As adults, we are jaded. We see someone who is struggling and compose a story. “Well, they didn’t work hard enough…they deserve what they get…maybe if they didn’t drink so much…it’s not my problem…I don’t have time for this…nobody ever helps me when I need it…everyone wants a hand out…”
A child sees someone who is cold and knows they need warmth. They see someone who is hungry and know they need food. They see someone who is lonely or sad and know they need comfort. Kindness. Simple.
I think we’re born with this capacity for empathy. It’s what links all humans together. We all want the same things. We want to be happy and loved and nurtured. For the most part, we get that from our fellow humans. If we’re in touch with our needs, rather than suppressing them or worse, denying them or being ashamed of them, we can connect with those in need. Sadly, we humans also do a great deal of damage to others. That begins the vicious cycle that is adulthood. We were hurt, so we tend to hurt others in return.
Be kind. We don’t have to go out of our way. We can offer a smile during a difficult or embarrassing situation. We can hold the door for a mom struggling with a crying child. We can ask an agitated friend or co-worker if there is anything we can do to ease their pain or their burden. It doesn’t have to be some grand gesture, but rather just a small step; a starting point.
Become someone’s ‘buddy bench’, even if only for a moment. Be kind. Period.
I’ve been exploring affirmations. I’ve always thought it seemed so silly to tell myself how great I am or how much I love myself, but once I stopped to think about how often I speak negatively to myself, I began to see how turning it around might turn ME around.
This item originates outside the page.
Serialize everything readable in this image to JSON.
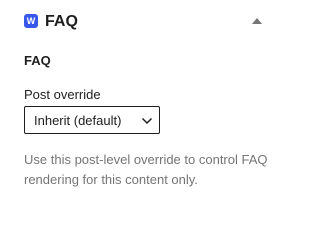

Think about how often you find yourself saying, “I’m so stupid/mean/lazy/unorganized/whatever negative thing comes to mind”. That is considered normal self-talk for women. It’s also considered normal to say it out loud, to other people.
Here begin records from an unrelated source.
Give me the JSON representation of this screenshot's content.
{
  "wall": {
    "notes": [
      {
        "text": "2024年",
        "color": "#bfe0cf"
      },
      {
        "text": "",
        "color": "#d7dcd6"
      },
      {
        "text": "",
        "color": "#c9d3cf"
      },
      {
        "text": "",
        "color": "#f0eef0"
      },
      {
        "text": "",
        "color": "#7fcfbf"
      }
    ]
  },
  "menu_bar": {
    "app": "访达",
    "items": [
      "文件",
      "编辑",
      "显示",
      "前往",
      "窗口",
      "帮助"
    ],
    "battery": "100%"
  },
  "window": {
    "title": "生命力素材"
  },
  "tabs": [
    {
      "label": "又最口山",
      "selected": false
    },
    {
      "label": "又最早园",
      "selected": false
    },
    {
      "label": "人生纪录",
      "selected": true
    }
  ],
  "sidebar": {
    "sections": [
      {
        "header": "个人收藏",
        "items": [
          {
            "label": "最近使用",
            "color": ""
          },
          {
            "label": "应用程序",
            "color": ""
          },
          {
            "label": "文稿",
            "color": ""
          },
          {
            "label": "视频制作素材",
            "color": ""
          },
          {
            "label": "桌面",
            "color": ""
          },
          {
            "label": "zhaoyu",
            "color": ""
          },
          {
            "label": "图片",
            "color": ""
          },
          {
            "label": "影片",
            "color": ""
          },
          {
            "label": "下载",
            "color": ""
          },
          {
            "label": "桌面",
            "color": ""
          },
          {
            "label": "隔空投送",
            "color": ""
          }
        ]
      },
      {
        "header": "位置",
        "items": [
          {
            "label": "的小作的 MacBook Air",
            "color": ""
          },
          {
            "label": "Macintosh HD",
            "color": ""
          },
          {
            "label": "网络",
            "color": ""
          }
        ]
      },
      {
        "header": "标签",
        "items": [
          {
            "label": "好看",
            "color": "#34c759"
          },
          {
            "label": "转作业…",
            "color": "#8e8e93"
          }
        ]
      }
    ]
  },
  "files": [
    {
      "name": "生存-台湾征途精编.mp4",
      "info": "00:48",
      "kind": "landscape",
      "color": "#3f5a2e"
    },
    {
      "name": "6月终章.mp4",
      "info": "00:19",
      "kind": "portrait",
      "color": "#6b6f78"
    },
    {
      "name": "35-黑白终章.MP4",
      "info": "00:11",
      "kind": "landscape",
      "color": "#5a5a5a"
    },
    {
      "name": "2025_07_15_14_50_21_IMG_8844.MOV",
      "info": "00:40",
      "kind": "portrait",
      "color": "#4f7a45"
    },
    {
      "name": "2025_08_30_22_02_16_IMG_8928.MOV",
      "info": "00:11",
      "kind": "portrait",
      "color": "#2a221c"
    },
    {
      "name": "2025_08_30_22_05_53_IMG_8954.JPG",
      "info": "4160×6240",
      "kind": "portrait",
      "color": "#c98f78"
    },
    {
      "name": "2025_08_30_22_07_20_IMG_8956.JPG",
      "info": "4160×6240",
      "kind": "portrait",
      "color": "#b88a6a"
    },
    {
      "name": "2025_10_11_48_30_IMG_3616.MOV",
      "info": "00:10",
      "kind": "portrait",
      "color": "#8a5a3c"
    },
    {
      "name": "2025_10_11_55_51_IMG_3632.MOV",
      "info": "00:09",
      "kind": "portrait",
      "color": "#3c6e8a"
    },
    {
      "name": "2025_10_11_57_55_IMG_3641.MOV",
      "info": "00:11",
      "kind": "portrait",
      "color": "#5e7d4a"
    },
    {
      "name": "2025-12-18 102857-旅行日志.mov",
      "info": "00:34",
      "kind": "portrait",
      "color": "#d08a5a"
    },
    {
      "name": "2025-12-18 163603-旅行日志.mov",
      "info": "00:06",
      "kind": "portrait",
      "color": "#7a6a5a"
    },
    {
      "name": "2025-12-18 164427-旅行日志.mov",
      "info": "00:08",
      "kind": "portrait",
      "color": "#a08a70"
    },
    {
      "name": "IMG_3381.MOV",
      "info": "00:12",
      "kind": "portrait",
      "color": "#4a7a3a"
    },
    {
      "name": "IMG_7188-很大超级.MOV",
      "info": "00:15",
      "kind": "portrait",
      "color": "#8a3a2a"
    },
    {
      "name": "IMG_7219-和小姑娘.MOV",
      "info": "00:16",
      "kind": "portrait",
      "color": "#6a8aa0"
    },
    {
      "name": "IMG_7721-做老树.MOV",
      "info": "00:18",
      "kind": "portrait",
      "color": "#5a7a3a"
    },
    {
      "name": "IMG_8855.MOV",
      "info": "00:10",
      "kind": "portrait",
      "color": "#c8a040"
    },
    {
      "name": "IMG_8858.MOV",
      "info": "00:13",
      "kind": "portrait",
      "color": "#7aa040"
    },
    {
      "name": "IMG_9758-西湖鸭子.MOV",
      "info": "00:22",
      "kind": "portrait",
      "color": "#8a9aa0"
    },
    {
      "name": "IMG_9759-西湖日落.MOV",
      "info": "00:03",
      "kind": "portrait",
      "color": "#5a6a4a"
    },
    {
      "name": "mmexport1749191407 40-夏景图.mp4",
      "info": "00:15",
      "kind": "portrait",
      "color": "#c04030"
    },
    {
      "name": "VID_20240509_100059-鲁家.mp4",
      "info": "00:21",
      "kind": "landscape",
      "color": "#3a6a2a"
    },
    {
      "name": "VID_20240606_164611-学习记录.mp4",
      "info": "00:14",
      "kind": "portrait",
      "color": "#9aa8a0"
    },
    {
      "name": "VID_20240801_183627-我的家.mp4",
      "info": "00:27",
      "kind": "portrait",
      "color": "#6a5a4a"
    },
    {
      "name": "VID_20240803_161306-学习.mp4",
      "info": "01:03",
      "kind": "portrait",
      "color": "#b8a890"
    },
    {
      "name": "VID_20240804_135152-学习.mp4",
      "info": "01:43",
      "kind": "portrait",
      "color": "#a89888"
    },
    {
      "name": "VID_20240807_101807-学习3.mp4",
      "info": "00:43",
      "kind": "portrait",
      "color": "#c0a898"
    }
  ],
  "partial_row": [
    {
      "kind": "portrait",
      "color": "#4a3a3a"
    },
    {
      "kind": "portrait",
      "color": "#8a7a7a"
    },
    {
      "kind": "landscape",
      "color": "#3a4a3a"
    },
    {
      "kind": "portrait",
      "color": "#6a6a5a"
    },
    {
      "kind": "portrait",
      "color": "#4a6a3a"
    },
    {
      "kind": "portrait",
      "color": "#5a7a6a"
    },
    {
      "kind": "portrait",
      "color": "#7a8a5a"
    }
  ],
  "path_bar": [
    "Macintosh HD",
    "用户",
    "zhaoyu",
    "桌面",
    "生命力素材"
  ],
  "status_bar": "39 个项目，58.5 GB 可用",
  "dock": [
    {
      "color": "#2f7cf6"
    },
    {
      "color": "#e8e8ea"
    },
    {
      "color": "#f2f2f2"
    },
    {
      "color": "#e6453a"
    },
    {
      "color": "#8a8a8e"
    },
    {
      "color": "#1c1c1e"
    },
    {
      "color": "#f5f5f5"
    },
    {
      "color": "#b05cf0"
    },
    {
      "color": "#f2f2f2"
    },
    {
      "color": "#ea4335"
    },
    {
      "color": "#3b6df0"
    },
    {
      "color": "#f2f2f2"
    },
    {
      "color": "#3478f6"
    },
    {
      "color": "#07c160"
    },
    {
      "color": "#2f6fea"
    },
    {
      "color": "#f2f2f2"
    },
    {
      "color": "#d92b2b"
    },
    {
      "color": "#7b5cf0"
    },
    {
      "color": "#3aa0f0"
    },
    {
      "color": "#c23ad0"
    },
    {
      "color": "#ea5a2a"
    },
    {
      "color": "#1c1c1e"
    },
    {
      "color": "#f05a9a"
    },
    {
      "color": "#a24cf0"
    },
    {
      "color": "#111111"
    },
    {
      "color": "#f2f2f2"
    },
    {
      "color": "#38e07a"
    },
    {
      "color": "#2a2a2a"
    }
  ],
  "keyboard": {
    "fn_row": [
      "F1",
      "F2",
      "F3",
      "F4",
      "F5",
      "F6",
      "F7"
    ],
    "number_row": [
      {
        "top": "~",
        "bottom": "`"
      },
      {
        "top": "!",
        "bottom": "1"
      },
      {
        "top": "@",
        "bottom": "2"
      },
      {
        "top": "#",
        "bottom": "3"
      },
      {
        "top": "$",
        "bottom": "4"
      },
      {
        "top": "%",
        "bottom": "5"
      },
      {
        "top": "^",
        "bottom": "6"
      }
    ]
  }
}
On the other hand, how often do you praise yourself inwardly. “I’m really good at my job/my marriage/parenting/spelling/cooking, etc.” And God forbid we EVER actually say these things out loud to others. “Well, isn’t she full of herself…who does she think she is, bragging like that.”
Funny how that works. We are supposed to be developing a kinder, gentler, more PC nation and yet we (sometimes falsely) heap praise on others, while denigrating ourselves. Ladies, I’m talking to you. We’re supposed to be empowered by now.
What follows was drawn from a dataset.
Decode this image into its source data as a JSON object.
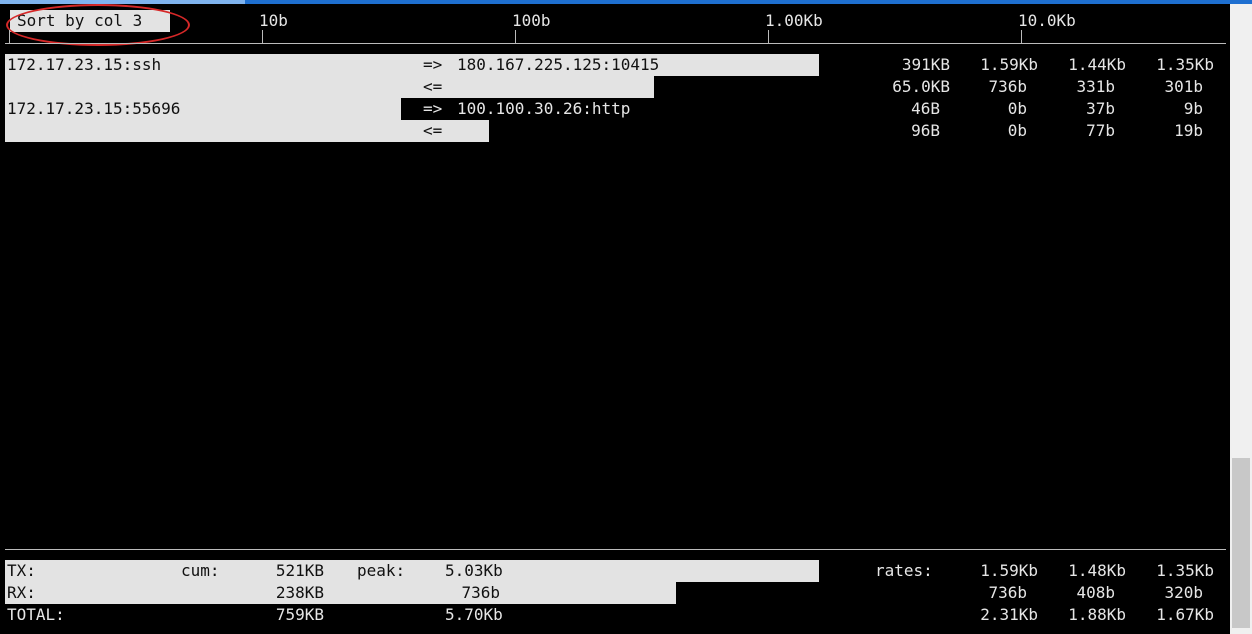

It seems as if it’s required of women to constantly be too hard on ourselves. Our looks, our brains, our abilities, our hormones; all of them are never good enough. Culturally, we’re branded as crazy and moody and cat-fighty and incompetent and silly.
This time of year, I’m always so annoyed at the Valentine’s Day commercials for teddy bears and pajamas. The spots always feature a leering guy, happily purchasing something that would appeal to a 10 year-old girl (unless she was me at 10; I preferred a new baseball mitt) because he thinks it will ensure some hot sack time with her. The message being “women are so simple and child-like.”
Would any of us consider buying the men in our lives a Tonka truck and Spiderman pajamas for a gift to show our love? Men would feel disrespected and belittled by that.
There are a lot of crazy cultural messages flying around and unfortunately many of us gals embrace them, buy into them, foster them and add them to our self-talking points.
So, here we are. Back to self-talk. What do we tell ourselves about ourselves? And by extension, what do we as a gender, radiate out to our culture? Constantly reiterating what we’re supposedly not good at, becomes ingrained. Men believe it, our daughters believe it, our leaders believe it, marketers believe it and it circles back to us and we believe it.
We are smart, competent, grown-up, reliable, innovative, creative, loving, nurturing and equal. Let’s all start talking the self-talk and walking the walk.
Here’s one to get us started. “I love who I am. I am grounded in my own power. I am secure on all levels.” And I don’t want a giant teddy bear for Valentine’s Day.